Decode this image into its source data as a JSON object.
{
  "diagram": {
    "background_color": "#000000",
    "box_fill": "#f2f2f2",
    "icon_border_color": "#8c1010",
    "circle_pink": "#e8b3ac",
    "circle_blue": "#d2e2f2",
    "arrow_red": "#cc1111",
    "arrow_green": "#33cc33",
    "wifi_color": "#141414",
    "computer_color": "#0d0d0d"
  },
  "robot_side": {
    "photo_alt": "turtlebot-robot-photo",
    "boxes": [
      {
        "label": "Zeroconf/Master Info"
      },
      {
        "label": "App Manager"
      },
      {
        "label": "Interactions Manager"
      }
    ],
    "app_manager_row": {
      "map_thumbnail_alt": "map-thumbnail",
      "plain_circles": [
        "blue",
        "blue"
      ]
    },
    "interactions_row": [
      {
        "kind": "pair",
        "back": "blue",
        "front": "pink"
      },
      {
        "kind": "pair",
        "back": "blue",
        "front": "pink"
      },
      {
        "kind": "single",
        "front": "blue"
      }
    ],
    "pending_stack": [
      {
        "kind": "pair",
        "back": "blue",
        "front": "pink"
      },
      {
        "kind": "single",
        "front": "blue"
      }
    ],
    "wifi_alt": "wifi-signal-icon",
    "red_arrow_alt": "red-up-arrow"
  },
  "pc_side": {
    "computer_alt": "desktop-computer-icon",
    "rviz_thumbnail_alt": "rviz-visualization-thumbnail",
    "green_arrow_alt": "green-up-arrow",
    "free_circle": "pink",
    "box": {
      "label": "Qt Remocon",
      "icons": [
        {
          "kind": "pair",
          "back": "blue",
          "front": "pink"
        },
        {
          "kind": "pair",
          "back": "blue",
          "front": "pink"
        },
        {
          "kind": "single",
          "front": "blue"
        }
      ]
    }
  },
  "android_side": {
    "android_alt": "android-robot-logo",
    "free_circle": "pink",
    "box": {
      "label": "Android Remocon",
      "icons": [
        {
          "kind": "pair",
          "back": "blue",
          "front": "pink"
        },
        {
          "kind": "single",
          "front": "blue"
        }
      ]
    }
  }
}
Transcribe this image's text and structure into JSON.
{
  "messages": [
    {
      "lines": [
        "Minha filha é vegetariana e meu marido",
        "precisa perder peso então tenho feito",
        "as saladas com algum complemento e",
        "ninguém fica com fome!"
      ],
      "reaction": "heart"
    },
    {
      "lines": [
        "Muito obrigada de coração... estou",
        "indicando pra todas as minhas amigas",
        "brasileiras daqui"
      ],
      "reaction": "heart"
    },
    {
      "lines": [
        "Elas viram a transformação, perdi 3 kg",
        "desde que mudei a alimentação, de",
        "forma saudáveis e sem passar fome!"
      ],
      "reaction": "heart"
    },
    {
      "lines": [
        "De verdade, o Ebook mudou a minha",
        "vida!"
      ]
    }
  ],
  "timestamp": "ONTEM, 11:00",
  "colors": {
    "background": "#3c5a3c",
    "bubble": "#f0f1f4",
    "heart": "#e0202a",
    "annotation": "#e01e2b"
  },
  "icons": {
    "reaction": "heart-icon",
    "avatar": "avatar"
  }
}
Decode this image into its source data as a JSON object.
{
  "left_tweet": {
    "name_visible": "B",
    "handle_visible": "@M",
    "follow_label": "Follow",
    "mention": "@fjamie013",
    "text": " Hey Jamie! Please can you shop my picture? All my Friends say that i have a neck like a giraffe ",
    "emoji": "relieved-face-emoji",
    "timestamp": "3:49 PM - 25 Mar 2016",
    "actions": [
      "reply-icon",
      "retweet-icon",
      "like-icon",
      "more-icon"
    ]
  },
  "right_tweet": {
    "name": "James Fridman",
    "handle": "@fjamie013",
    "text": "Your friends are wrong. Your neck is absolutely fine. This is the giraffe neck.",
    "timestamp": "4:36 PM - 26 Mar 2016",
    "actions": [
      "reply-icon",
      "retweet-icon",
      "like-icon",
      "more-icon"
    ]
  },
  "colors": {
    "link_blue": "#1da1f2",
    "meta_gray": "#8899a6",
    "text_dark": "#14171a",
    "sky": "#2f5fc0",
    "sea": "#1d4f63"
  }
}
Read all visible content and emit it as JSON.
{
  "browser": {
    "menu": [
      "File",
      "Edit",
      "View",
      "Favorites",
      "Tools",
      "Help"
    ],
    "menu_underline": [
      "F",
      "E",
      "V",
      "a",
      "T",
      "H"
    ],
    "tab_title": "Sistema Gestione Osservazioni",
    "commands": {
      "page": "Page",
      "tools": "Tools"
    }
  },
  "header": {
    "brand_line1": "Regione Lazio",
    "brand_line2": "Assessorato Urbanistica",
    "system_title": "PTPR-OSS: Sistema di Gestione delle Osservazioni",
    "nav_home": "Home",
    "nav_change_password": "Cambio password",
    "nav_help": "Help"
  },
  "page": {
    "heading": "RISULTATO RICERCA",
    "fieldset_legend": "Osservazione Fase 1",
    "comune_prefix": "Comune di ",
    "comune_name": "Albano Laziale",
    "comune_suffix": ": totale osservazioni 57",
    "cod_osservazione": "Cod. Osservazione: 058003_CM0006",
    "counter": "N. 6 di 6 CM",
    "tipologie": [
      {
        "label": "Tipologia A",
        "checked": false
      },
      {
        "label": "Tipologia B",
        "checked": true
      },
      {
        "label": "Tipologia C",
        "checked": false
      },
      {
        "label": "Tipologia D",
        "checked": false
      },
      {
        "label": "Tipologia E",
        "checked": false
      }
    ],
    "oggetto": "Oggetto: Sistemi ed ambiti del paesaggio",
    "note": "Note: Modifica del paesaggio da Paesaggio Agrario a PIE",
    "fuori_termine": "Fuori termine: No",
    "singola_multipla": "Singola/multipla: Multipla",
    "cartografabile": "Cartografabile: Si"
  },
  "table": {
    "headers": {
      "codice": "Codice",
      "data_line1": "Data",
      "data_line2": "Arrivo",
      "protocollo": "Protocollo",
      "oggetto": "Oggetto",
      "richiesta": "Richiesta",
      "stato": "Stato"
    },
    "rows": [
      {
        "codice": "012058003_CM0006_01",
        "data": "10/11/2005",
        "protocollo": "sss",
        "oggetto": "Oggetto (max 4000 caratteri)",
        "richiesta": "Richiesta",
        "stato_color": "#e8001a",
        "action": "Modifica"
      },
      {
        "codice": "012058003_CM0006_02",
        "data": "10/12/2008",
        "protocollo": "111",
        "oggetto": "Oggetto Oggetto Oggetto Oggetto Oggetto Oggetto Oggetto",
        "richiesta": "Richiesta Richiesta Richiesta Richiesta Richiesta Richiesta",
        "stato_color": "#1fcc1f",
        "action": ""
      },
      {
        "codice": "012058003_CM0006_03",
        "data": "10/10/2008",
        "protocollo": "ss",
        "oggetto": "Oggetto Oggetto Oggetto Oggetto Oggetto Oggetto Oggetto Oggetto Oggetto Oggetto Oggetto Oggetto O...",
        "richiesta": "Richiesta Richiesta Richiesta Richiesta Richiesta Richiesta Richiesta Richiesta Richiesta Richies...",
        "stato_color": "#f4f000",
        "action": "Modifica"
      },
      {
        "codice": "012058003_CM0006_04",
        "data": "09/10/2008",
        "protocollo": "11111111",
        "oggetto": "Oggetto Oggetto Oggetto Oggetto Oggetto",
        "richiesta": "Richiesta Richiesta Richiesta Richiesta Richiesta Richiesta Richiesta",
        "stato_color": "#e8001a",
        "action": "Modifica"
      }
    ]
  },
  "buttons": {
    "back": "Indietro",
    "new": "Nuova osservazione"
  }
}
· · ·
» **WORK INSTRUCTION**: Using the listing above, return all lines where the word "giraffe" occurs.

» **WRITTEN RESPONSE**:
    "text": " Hey Jamie! Please can you shop my picture? All my Friends say that i have a neck like a giraffe ",
    "text": "Your friends are wrong. Your neck is absolutely fine. This is the giraffe neck.",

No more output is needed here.